(Excerpts from a dataset)

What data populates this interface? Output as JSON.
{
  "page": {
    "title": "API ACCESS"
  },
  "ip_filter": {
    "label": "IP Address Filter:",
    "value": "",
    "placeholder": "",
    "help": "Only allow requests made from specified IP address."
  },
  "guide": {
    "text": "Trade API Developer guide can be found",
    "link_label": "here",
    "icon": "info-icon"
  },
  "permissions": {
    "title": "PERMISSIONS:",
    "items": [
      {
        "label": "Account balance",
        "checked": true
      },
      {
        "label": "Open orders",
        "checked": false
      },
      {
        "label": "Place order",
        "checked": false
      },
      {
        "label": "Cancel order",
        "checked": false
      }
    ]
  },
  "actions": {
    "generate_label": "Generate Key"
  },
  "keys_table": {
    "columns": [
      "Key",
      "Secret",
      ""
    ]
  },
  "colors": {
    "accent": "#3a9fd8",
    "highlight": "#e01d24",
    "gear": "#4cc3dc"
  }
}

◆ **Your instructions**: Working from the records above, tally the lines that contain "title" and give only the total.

◆ **Problem solution**: 2